The Trinity

Both Christ and the Spirit of truth existed eternally with the Father and are equal to the Father. At times, they choose to submit to the Father because they play different roles in salvation. This is called the “economy” of the Trinity.

So-called “Unitarian” and So-called “Binitarian”

Unitarians believe Christ was a man chosen by God to carry out His mission. He did not pre-exist. Any Spirit of God mentioned in the Bible is only a “force” or “power” of God.

Many so-called “Binatarians” believe that Christ pre-existed but the Holy Spirit is only a power or the Spirit of God. However, some, who are labelled as “Binitarians” by Trinitarians, do not actually believe in the idea of one God in two distinct persons. Rather, they believe in the plurality that is evidenced by the word “ELOHIM” and they believe Christ was only the speaker for the invisible God, who is the one true God.

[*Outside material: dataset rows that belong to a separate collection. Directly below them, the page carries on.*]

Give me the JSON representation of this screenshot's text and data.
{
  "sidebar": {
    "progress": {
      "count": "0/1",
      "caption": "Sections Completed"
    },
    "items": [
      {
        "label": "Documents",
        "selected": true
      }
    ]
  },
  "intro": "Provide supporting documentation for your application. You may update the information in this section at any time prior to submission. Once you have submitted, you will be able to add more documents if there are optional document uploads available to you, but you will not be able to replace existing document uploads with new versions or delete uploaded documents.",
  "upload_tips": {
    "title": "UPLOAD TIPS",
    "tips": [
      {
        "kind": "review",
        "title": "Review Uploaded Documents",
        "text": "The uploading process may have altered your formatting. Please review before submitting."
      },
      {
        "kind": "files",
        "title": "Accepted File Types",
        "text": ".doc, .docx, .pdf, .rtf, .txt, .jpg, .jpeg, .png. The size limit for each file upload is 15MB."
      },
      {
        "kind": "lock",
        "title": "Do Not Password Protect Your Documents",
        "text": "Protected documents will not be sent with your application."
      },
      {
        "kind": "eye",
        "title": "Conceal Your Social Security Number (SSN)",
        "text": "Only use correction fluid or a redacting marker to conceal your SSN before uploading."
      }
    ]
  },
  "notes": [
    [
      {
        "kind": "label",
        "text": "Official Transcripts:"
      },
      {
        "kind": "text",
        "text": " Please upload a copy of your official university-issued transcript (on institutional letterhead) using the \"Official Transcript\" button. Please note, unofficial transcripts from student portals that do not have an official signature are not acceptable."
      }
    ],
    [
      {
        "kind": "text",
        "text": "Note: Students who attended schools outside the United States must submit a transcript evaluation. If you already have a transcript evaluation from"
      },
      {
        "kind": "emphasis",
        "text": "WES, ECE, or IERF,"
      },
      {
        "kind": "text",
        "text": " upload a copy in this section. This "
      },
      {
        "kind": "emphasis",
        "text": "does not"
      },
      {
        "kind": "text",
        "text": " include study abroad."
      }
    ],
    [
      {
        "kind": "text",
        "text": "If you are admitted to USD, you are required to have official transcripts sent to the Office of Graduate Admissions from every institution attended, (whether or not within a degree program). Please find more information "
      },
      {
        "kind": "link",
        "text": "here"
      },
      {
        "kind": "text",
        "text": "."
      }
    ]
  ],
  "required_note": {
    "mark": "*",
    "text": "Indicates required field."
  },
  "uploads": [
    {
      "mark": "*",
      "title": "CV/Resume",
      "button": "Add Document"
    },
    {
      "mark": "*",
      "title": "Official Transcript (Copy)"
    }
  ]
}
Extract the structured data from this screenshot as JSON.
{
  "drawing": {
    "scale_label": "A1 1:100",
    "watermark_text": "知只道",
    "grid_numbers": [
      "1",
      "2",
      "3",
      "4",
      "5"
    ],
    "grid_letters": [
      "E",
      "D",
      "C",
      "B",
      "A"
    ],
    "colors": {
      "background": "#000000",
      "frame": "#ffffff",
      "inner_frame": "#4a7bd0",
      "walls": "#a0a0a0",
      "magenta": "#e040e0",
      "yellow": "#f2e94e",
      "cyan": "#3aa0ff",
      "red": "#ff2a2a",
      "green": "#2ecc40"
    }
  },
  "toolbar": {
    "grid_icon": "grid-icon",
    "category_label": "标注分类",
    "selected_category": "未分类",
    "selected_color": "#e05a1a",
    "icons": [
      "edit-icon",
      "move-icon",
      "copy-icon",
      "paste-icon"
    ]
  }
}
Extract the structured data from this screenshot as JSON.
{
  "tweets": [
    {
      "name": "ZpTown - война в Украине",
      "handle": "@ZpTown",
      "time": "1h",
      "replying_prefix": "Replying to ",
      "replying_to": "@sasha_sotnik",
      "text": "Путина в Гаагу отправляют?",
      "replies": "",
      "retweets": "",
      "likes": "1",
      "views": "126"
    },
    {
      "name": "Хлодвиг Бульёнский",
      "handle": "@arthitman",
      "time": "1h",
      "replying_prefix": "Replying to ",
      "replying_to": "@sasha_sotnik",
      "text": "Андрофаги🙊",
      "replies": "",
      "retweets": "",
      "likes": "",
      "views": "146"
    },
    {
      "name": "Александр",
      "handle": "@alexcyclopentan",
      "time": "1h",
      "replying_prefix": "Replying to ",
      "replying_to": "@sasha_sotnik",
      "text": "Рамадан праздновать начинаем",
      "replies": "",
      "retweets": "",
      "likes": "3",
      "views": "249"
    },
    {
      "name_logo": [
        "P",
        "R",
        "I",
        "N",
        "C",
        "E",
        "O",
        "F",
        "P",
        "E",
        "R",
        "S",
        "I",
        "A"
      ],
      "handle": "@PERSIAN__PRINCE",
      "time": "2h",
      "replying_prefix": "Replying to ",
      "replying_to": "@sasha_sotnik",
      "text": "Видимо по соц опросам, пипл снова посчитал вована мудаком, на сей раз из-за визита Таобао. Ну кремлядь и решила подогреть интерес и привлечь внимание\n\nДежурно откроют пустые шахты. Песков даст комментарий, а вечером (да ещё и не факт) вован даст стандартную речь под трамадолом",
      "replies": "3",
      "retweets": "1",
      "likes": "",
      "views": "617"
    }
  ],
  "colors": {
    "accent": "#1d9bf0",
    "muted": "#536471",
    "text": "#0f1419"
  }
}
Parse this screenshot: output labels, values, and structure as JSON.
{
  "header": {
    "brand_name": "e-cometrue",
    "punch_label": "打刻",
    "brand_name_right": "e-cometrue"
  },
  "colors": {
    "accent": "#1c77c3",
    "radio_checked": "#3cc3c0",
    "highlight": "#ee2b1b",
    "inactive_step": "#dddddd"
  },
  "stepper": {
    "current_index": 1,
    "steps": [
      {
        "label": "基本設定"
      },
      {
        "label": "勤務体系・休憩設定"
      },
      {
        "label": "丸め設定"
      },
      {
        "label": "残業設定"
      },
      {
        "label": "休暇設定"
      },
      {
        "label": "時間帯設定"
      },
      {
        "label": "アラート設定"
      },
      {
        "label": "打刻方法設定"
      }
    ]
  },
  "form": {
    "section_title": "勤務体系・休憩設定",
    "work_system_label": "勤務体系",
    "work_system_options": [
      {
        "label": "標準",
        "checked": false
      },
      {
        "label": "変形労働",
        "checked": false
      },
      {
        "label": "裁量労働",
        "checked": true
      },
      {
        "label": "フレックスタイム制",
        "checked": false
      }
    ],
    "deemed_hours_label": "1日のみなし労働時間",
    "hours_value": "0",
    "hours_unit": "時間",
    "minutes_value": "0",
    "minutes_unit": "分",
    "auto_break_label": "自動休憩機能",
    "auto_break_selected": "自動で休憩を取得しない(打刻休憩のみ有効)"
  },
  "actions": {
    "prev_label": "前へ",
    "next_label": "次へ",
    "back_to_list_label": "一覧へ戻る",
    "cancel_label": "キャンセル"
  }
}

  1. First Apology, Chapter 13
  2. See Wallace, “Greek Grammar the Personality of the Holy Spirit;” and “Prooftexting the personality of the Holy Spirit: an analysis of the masculine demonstrative pronouns in John 14:26, 15:26 and 16:13–14 by Andrew David Naselli and Philip R. Gons.
  3. Verses presented from the Concordant Literal Version (CV) are presented with the permission of the Concordant Publishing Concern.
  4. The Targum of Jonathan Ben Uzziel calls the Spirit of YHVH here “the Holy Spirit.”
  5. Ibid. We’ve changed the word order to agree with the Greek.